In the world of late 1970s political art on record sleeves, Gee Vaucher makes Jamie Reid’s ransom notes and safety pins, look distinctly polite.
Her stark, detailed, black and white, some would say, doom-ladened artwork was used to accompany releases by the band Crass and their affiliates including, the Poison Girls and A Flux of Pink Indians. She cut no slack in graphically illustrating the groups distrust, or even total revulsion at the government; the Thatcher government, any government, all governments, but especially the Thatcher one. All of this made a lot of sense, Crass were branded as an Anarchist collective, they weren’t the casual “fashion anarchists” who dipped in and out of anarchy as the mood or the T-Shirt took them, but proper alternative lifestyle artists, who saw no need for government and who lived exactly as they preached.
“’Anarchists’ wasn’t a title we gave ourselves. It was something that was given to us, and we thought we’d run with it”, Gee told The Guardian in 2014

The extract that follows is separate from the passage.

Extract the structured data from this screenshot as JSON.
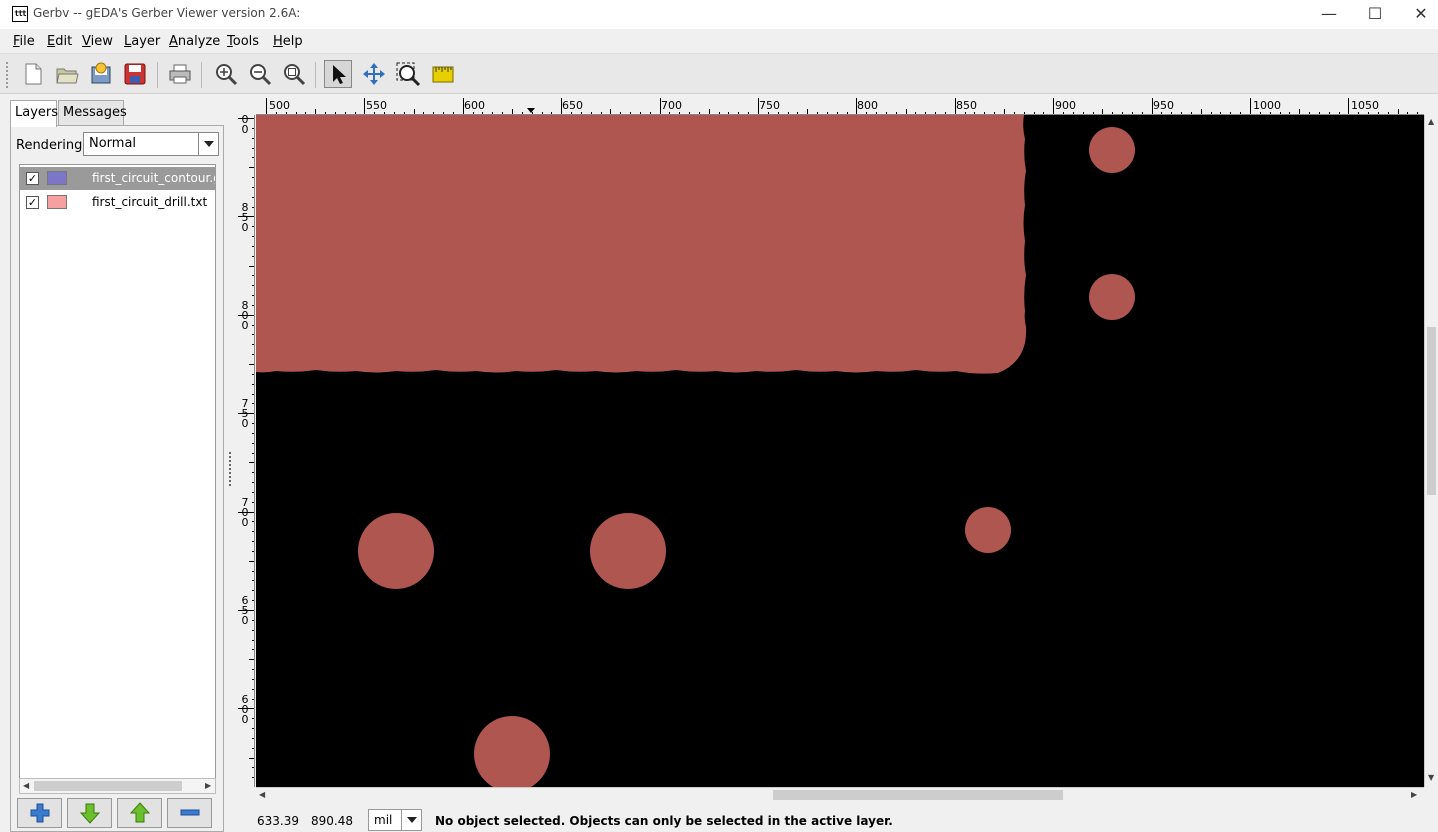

Born just after the second World War, and raised on the borders of Essex and London, Gee met up with Penny Rimbaud at Art College in the 1960s. Penny and Gee became bandmates, housemates, co-workers and all round besties, founding an “open house” on the Essex borders as a space to live, work and collaborate with others. By 1977, Rimbaud and Vaucher were inspired and excited about the Sex Pistols and Punk Rock, and so decided to put their energy into another band. Vaucher, often thought of as the silent member of Crass, simply because she didn’t play on the records, instead took on the mantle of the sleeve artist, who’s lasting impression was easily as “loud” as anything on the record inside.
“We thought it was a great statement, the Pistols’ statement. Because what was happening in England at the time was just diabolical. And being older made a lot of difference”.

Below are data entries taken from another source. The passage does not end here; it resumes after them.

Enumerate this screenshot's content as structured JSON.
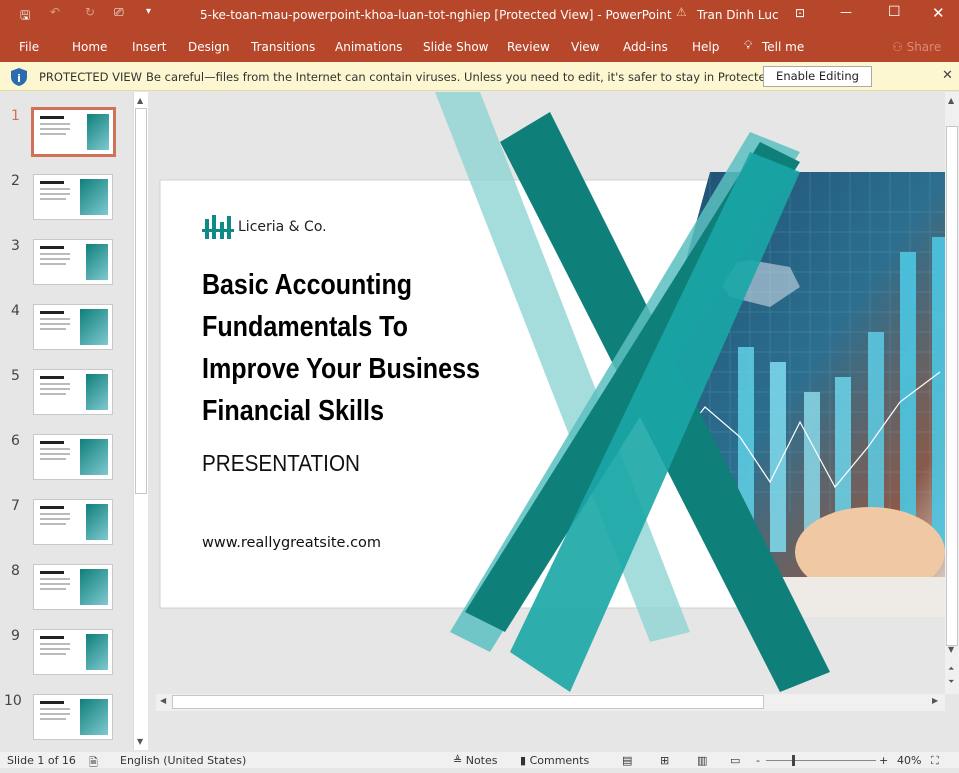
{
  "titlebar": {
    "doc_title": "5-ke-toan-mau-powerpoint-khoa-luan-tot-nghiep [Protected View]  -  PowerPoint",
    "user": "Tran Dinh Luc"
  },
  "menu": {
    "items": [
      "File",
      "Home",
      "Insert",
      "Design",
      "Transitions",
      "Animations",
      "Slide Show",
      "Review",
      "View",
      "Add-ins",
      "Help"
    ],
    "tell_me": "Tell me",
    "share": "Share"
  },
  "protected": {
    "label": "PROTECTED VIEW",
    "message": "Be careful—files from the Internet can contain viruses. Unless you need to edit, it's safer to stay in Protected View.",
    "button": "Enable Editing"
  },
  "thumbnails": [
    "1",
    "2",
    "3",
    "4",
    "5",
    "6",
    "7",
    "8",
    "9",
    "10"
  ],
  "slide": {
    "brand": "Liceria & Co.",
    "title_lines": [
      "Basic Accounting",
      "Fundamentals To",
      "Improve Your Business",
      "Financial Skills"
    ],
    "subtitle": "PRESENTATION",
    "website": "www.reallygreatsite.com"
  },
  "status": {
    "slide": "Slide 1 of 16",
    "language": "English (United States)",
    "notes": "Notes",
    "comments": "Comments",
    "zoom": "40%"
  },
  "colors": {
    "ribbon": "#b7472a",
    "teal": "#0f7f7a",
    "light_teal": "#8fd3d3",
    "selected_thumb": "#d0725a"
  }
}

We think Gee’s probably right, it was the “being older” that really did make the difference; Crass created a really important link between 1970s Punk, and 1960s counter-culture. Gee and Penny still live at Dial House, and although Gee never sells her originals, you can now buy selected prints from her at exitstensil press
There is so much more to Gee than Crass record covers; her work, and her attitude continue to be not just an inspiration, but an absolute masterclass in living on the outside. Gee Vaucher – if we may be so bold….punk girl salute coming your way!
Further reading at TheQuietus.com